## EXERCISE GOAL
A word-for-word repetition of the records beneath this task is the expected answer.

---------- MATERIAL SUPPLIED ----------

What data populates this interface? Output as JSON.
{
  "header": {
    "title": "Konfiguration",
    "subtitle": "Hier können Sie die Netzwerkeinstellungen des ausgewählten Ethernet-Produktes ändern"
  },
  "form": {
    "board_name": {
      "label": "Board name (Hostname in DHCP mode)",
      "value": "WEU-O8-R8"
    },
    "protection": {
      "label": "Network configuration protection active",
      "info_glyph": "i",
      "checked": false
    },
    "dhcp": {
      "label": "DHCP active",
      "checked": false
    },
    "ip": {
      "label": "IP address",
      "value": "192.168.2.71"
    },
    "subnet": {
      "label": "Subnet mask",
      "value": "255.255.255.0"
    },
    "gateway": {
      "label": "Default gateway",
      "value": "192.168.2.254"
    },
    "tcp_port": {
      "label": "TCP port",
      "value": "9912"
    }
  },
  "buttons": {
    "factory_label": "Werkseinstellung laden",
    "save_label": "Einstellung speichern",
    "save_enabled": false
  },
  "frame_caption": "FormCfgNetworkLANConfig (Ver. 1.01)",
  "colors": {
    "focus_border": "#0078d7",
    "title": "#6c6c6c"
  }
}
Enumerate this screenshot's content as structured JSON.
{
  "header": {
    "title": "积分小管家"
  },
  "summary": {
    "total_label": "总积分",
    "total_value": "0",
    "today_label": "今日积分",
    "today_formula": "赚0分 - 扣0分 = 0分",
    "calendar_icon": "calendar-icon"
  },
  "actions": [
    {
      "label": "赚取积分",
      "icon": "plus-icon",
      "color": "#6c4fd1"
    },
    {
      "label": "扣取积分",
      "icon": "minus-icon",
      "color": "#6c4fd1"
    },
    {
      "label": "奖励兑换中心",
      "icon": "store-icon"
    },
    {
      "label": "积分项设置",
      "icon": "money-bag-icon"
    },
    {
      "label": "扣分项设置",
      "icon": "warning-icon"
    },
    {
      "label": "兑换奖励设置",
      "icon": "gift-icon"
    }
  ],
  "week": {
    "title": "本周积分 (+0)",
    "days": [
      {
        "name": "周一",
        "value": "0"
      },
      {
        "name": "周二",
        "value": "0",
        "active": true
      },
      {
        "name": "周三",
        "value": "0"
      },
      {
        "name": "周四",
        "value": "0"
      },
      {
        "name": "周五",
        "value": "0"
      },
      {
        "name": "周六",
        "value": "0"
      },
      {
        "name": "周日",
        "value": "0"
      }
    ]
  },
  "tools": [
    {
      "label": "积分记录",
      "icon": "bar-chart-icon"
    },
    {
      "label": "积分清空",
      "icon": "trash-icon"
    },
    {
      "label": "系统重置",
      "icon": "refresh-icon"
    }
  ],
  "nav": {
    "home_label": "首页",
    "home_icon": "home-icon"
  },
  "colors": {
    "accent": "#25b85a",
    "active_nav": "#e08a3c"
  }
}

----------

## EXPECTED ANSWER
What data populates this interface? Output as JSON.
{
  "header": {
    "title": "Konfiguration",
    "subtitle": "Hier können Sie die Netzwerkeinstellungen des ausgewählten Ethernet-Produktes ändern"
  },
  "form": {
    "board_name": {
      "label": "Board name (Hostname in DHCP mode)",
      "value": "WEU-O8-R8"
    },
    "protection": {
      "label": "Network configuration protection active",
      "info_glyph": "i",
      "checked": false
    },
    "dhcp": {
      "label": "DHCP active",
      "checked": false
    },
    "ip": {
      "label": "IP address",
      "value": "192.168.2.71"
    },
    "subnet": {
      "label": "Subnet mask",
      "value": "255.255.255.0"
    },
    "gateway": {
      "label": "Default gateway",
      "value": "192.168.2.254"
    },
    "tcp_port": {
      "label": "TCP port",
      "value": "9912"
    }
  },
  "buttons": {
    "factory_label": "Werkseinstellung laden",
    "save_label": "Einstellung speichern",
    "save_enabled": false
  },
  "frame_caption": "FormCfgNetworkLANConfig (Ver. 1.01)",
  "colors": {
    "focus_border": "#0078d7",
    "title": "#6c6c6c"
  }
}
Enumerate this screenshot's content as structured JSON.
{
  "header": {
    "title": "积分小管家"
  },
  "summary": {
    "total_label": "总积分",
    "total_value": "0",
    "today_label": "今日积分",
    "today_formula": "赚0分 - 扣0分 = 0分",
    "calendar_icon": "calendar-icon"
  },
  "actions": [
    {
      "label": "赚取积分",
      "icon": "plus-icon",
      "color": "#6c4fd1"
    },
    {
      "label": "扣取积分",
      "icon": "minus-icon",
      "color": "#6c4fd1"
    },
    {
      "label": "奖励兑换中心",
      "icon": "store-icon"
    },
    {
      "label": "积分项设置",
      "icon": "money-bag-icon"
    },
    {
      "label": "扣分项设置",
      "icon": "warning-icon"
    },
    {
      "label": "兑换奖励设置",
      "icon": "gift-icon"
    }
  ],
  "week": {
    "title": "本周积分 (+0)",
    "days": [
      {
        "name": "周一",
        "value": "0"
      },
      {
        "name": "周二",
        "value": "0",
        "active": true
      },
      {
        "name": "周三",
        "value": "0"
      },
      {
        "name": "周四",
        "value": "0"
      },
      {
        "name": "周五",
        "value": "0"
      },
      {
        "name": "周六",
        "value": "0"
      },
      {
        "name": "周日",
        "value": "0"
      }
    ]
  },
  "tools": [
    {
      "label": "积分记录",
      "icon": "bar-chart-icon"
    },
    {
      "label": "积分清空",
      "icon": "trash-icon"
    },
    {
      "label": "系统重置",
      "icon": "refresh-icon"
    }
  ],
  "nav": {
    "home_label": "首页",
    "home_icon": "home-icon"
  },
  "colors": {
    "accent": "#25b85a",
    "active_nav": "#e08a3c"
  }
}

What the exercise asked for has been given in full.